Cookies?
Library Header Image
LSE Theses Online London School of Economics web site

Hacking the web 2.0: user agency and the role of hackers as computational mediators

Rota, Andrea (2016) Hacking the web 2.0: user agency and the role of hackers as computational mediators. PhD thesis, The London School of Economics and Political Science (LSE).

[img]
Preview
Text - Submitted Version
Available under License Creative Commons Attribution Share Alike.

Download (2MB) | Preview

Abstract

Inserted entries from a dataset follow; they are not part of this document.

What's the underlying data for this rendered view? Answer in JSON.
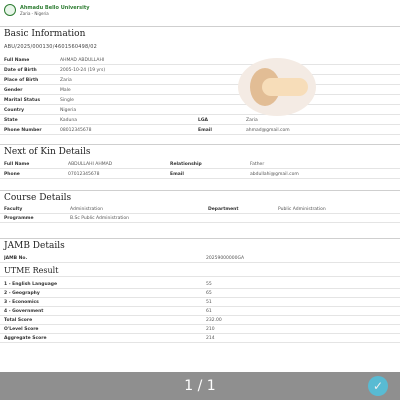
{
  "header": {
    "university": "Ahmadu Bello University",
    "city": "Zaria - Nigeria"
  },
  "basic": {
    "title": "Basic Information",
    "application_id": "ABU/2025/000130/4601560498/02",
    "rows": [
      {
        "label": "Full Name",
        "value": "AHMAD ABDULLAHI"
      },
      {
        "label": "Date of Birth",
        "value": "2005-10-24 (19 yrs)"
      },
      {
        "label": "Place of Birth",
        "value": "Zaria"
      },
      {
        "label": "Gender",
        "value": "Male"
      },
      {
        "label": "Marital Status",
        "value": "Single"
      },
      {
        "label": "Country",
        "value": "Nigeria"
      }
    ],
    "state_row": {
      "label": "State",
      "value": "Kaduna",
      "label2": "LGA",
      "value2": "Zaria"
    },
    "phone_row": {
      "label": "Phone Number",
      "value": "08012345678",
      "label2": "Email",
      "value2": "ahmad@gmail.com"
    }
  },
  "kin": {
    "title": "Next of Kin Details",
    "row1": {
      "label": "Full Name",
      "value": "ABDULLAHI AHMAD",
      "label2": "Relationship",
      "value2": "Father"
    },
    "row2": {
      "label": "Phone",
      "value": "07012345678",
      "label2": "Email",
      "value2": "abdullahi@gmail.com"
    }
  },
  "course": {
    "title": "Course Details",
    "header": {
      "c1": "Faculty",
      "c2": "Administration",
      "c3": "Department",
      "c4": "Public Administration"
    },
    "row": {
      "label": "Programme",
      "value": "B.Sc Public Administration"
    }
  },
  "jamb": {
    "title": "JAMB Details",
    "reg_label": "JAMB No.",
    "reg_value": "20259000000GA",
    "utme_title": "UTME Result",
    "subjects": [
      {
        "label": "1 - English Language",
        "value": "55"
      },
      {
        "label": "2 - Geography",
        "value": "65"
      },
      {
        "label": "3 - Economics",
        "value": "51"
      },
      {
        "label": "4 - Government",
        "value": "61"
      }
    ],
    "extra": [
      {
        "label": "Total Score",
        "value": "232.00"
      },
      {
        "label": "O'Level Score",
        "value": "210"
      },
      {
        "label": "Aggregate Score",
        "value": "214"
      }
    ]
  },
  "viewer": {
    "page_counter": "1 / 1",
    "check_icon": "✓"
  }
}
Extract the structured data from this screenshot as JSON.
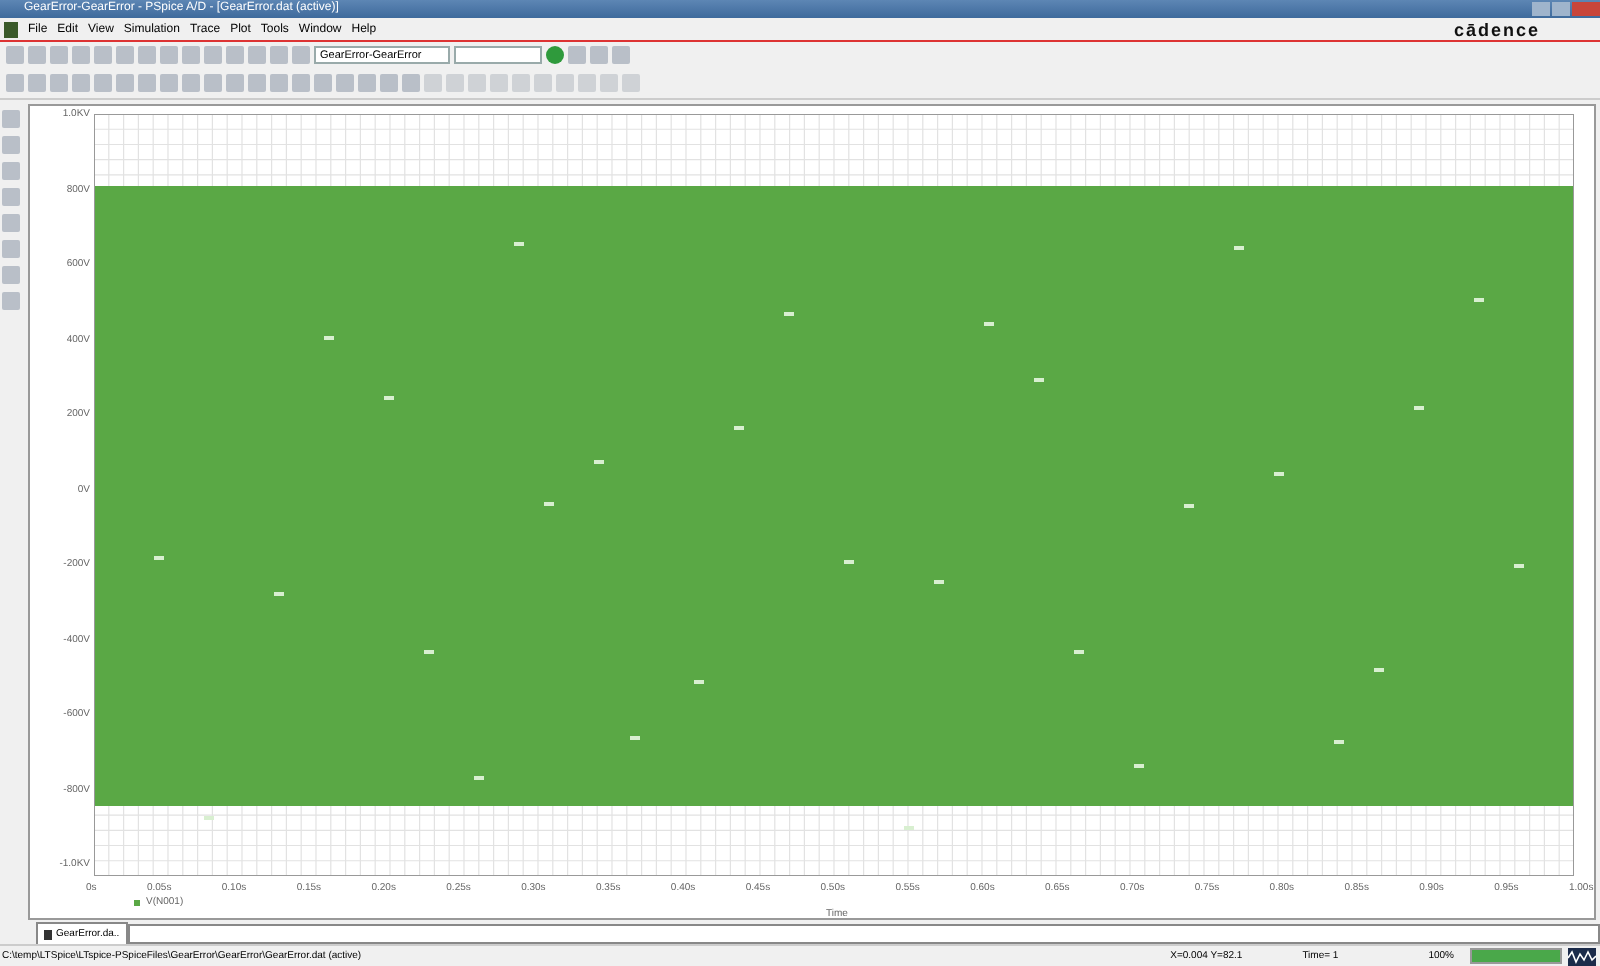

This thesis studies the contested reconfigurations of computational agency within the domain of practices and affordances involved in the use of the Internet in everyday life (here labelled lifeworld Internet), through the transition of the Internet to a much deeper reliance on computation than at any previous stage. Computational agency is here considered not only in terms of capacity to act enabled (or restrained) by the computational layer but also as the recursive capacity to reconfigure the computational layer itself, therefore in turn affecting one’s own and others’ computational agency. My research is based on multisited and diachronic ethnographic fieldwork: an initial (2005–2007) autoethnographic case study focused on the negotiations of computational agency within the development of a Web 2.0 application, later (2010–2011) fieldwork interviews focused on processes through which users make sense of the increasing pervasiveness of the Internet and of computation in everyday life, and a review (2010–2015) of hacker discourses focused on tracing the processes through which hackers constitute themselves as a recursive public able to inscribe counter–narratives in the development of technical form and to reproduce itself as a public of computational mediators with capacity to operate at the intersection of the technical and the social. By grounding my enquiry in the specific context of the lifeworlds of individual end users but by following computational agency through global hacker discourses, my research explores the role of computation, computational capacity and computational mediators in the processes through which users ‘hack’ their everyday Internet environments for practical utility, or develop independent alternatives to centralized Internet services as part of their contestation of values inscribed in the materiality of mainstream Internet.

Item Type: Thesis (PhD)
Additional Information: © 2016 Andrea Rota
Library of Congress subject classification: Q Science > QA Mathematics > QA75 Electronic computers. Computer science
Sets: Departments > Sociology
Supervisor: Slater, Don
URI: http://etheses.lse.ac.uk/id/eprint/3313

Actions (login required)

Record administration - authorised staff only Record administration - authorised staff only

Downloads

Downloads per month over past year

View more statistics